She has also played a role in helping others recognize the warning signs of a mental crisis and provided them with the training and tools they need to refer a friend or loved one to the proper resources and care they might need to get through difficult times. As a Youth Mental Health First Aid (YMHFA) instructor, Patterson, along with RaShawnda Bonds, minority health coordinator at the Community Action Program of Evansville, have trained more than 150 people, including USI students and faculty, as well as practitioners working in the field. Through a service learning project, Patterson has worked with USI students to also educate the Evansville community about mental health issues.

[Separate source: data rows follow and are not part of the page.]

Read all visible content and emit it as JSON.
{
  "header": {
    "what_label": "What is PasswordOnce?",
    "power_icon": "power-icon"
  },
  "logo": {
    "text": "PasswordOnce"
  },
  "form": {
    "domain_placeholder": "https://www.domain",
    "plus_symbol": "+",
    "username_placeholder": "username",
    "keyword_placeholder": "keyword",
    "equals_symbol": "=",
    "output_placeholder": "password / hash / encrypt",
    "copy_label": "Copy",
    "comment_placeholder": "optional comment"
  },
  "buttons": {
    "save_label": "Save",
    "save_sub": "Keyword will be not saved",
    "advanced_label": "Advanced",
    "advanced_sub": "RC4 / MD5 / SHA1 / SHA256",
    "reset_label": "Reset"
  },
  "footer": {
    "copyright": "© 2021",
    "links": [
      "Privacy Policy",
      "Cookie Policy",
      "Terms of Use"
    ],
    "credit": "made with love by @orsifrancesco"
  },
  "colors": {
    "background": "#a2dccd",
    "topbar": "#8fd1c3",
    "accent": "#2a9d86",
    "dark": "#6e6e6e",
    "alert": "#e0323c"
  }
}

YMHFA helps participants identify risk factors, warning signs and a better understanding of a range of mental health problems for those between the ages of 12 and 23. It lays out the five step ALGEE action plan. ALGEE stands for Access for risk of suicide or harm; Listen non-judgmentally; Give reassurance and information; Encourage appropriate professional help; and Encourage self-help and other support strategies. Importantly, according to Patterson, is that it teaches people to “stay in your lane.” “We’re not equipping you to be clinicians,” she said. “It’s not on you to diagnose that person. When you recognize something is going on based on the ALGEE plan, you know it’s your responsibility to get that person to someone who can help.”
Recently, Patterson expanded her own training as well as that of some senior nursing students by undergoing certification in Adult Mental Health First Aid (MHFA,) which recognizes the, at times, more challenging task of assisting the adult age range with mental health struggles. “As an adult, people can often mask it a lot better and we have to find out how they are masking it,” said Patterson. “They may have years of cycles we have to breakdown and chisel away at. It’s painful to have to reconcile with things in the past that put you in a pit.”

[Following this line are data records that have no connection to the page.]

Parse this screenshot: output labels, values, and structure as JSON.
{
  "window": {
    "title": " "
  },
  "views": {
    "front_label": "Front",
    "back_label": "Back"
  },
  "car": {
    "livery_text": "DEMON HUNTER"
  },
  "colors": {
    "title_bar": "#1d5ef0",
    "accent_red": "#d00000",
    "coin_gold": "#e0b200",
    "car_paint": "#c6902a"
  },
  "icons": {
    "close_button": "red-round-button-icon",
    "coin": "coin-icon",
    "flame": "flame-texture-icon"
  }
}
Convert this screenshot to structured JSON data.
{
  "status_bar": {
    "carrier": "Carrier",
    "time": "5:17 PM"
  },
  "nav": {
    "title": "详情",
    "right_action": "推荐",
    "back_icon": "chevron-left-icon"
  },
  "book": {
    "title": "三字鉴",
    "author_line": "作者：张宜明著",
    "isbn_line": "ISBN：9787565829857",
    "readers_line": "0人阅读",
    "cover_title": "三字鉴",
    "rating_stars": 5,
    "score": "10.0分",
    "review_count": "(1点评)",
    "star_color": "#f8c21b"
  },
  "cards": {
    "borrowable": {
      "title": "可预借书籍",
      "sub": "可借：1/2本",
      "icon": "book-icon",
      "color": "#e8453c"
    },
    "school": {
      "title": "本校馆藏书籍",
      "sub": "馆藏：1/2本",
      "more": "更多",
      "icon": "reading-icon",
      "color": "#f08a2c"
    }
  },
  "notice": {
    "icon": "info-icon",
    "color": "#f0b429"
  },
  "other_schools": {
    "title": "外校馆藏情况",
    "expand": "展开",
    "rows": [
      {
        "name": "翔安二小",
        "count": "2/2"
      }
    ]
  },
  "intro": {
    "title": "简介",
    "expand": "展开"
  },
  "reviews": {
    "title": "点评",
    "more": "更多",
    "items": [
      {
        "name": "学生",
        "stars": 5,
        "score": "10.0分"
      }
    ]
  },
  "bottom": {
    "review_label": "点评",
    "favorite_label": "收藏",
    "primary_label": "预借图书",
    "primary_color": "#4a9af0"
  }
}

Patterson does feel the tide is turning and that more people are able to speak about seeking therapy. For those who are nervous about taking the first step into getting help, Patterson, herself, is willing to assist with that first difficult step. “I’ve told people at USI that I will walk with them to the Counseling Center. Even if I don’t know you, I’ll walk with you so you’re not alone.”
Photo Credit: Provided by Kerseclia Patterson
Kerseclia Patterson (fourth from the right) with junior and high school students from Washington, Indiana.